Despite a late push, Ethiopia is set to exit the US trade pact
Despite a last-minute drive backed by diaspora members who fear that Washington may lose an ally, Ethiopia is likely to lose important commercial privileges in the United States on January 1 due to human rights concerns.
President Joe Biden said on November 2 that Ethiopia, a longtime US ally and the continent’s second most populous country, will be removed from the African Growth and Opportunity Act in the New Year, citing “grave violations” in the year-long conflict with Tigrayan rebels.
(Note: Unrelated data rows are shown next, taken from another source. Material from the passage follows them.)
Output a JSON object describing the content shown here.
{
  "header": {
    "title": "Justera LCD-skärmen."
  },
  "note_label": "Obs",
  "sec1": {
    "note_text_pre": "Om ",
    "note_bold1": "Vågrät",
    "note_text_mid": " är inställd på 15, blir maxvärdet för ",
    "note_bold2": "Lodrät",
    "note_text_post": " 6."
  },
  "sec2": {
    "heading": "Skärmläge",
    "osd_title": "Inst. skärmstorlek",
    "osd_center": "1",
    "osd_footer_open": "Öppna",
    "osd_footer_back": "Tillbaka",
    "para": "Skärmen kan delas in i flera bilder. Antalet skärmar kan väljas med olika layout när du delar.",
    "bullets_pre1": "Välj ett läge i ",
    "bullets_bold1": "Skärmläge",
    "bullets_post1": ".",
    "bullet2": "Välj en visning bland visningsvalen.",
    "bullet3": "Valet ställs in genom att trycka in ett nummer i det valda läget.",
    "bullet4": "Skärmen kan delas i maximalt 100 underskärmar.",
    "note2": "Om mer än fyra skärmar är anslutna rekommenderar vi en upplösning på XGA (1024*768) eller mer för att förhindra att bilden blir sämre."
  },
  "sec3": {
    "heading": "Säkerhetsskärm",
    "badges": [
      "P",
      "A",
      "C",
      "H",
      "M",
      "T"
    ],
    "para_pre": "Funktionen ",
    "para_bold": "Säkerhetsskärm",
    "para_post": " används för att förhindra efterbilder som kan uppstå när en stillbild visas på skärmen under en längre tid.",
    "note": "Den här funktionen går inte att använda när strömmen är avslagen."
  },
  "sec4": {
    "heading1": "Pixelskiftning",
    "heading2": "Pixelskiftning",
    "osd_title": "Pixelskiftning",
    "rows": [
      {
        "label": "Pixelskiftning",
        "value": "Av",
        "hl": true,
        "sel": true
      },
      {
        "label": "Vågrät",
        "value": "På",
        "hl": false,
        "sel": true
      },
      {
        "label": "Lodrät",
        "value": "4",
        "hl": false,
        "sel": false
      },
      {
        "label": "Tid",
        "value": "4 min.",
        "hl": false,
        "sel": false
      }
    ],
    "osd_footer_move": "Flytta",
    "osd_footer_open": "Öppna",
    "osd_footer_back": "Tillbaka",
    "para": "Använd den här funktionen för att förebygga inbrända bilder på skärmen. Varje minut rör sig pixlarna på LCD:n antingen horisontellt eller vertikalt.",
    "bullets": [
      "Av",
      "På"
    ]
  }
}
The Ethiopian government has fought hard against the proposal, estimating that the 2000 law, which gives duty-free access to most goods, has supported one million employment directly or indirectly.
In a letter to Biden, the leaders of the Senate and House subcommittees on Africa encouraged him to reconsider the “rash” approach, citing a recent rebel retreat as an opportunity for negotiation.
Senator Chris Van Hollen and Representative Karen Bass, both members of Biden’s Democratic Party, stated, “We are concerned that suspending AGOA assistance will be unproductive and disproportionately damage the most vulnerable Ethiopians without helping to the cessation of hostilities.”
“Moreover, this decision encourages China to bolster its commercial presence in the Horn of Africa.”
Both Van Hollen and Bass represent areas with large concentrations of Ethiopian-Americans, a population estimated to number between 250,000 and one million people and which has increasingly flexed political power in the wake of the war.
Biden is unlikely to reconsider his decision before January 1, according to Mesfin Tegenu, chairman of the American-Ethiopian Public Affairs Committee, but the president might readmit Ethiopia “with a stroke of a pen.”
He praised Prime Minister Abiy Ahmed’s government as “the most pro-Western the country has ever had,” and claimed that eliminating trade privileges would only invite China, which has been extending its influence in Africa and has chastised Biden for his decision.
“For our country to be freely replaced by a competitive power is going to be a disastrous mistake,” Mesfin remarked.
“Whatever political benefit the administration thinks they’ll receive from this, they won’t get it because the world’s geopolitical environment has changed.”
Mali and Guinea, both in the midst of a coup, were also pulled from AGOA by Biden. The administration stated that the three countries may re-enter provided their reservations were addressed.
When establishing AGOA, Congress imposed limitations, according to Jeffrey Feltman, the US special envoy for the Horn of Africa.
“According to the law, countries that commit grave violations of human rights would be denied.